But it is a different American Songbook, the one originating in Nashville and Austin rather than New York City and Los Angeles. Leigh and her find band transform the Patsy Cline standards "Crazy" and "Walkin' After Midnight," and Bobbie Gentry's "Ode to Billie Joe," into brisk Western Swing that complements "Cow Cow Boogie" very well. Leigh's rich and resonant alto infuses these songs with a dense, sensuous base, fecund and organic. The mood is not necessarily silky, but is, indeed, something else.
Track Listing: My Baby Just Cares For Me; That Old Black Magic; Cow Cow Boogie;
So Dance Samba; Someday Baby; Crazy; I Will; Ode To Billie Jo; Walkin'
After Midnight; You'll Never Walk Alone.
Personnel: Birdie Leigh: vocals; Kevin Chown: upright and electric bass; Avi Sills:

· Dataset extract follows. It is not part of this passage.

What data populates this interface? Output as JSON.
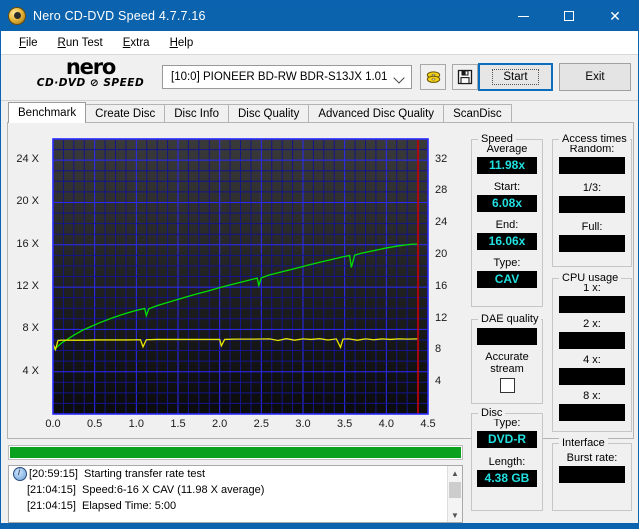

drums and percussion; Jeff Marshall: electric and acoustic guitars;
Quetzal Guerrero: violin; Paulie Cerra: tenor, baritone and alto
saxophones; Bill Steinway: piano, Fender Rhodes and keyboards.
Years ago now--in Rhodesia--listening to Voice of America with Willis Conover I heard Bunk Johnson play When The Saints Go Marching In, and Billie Holiday sing Don't Explain. I knew then there was no other life for me than jazz.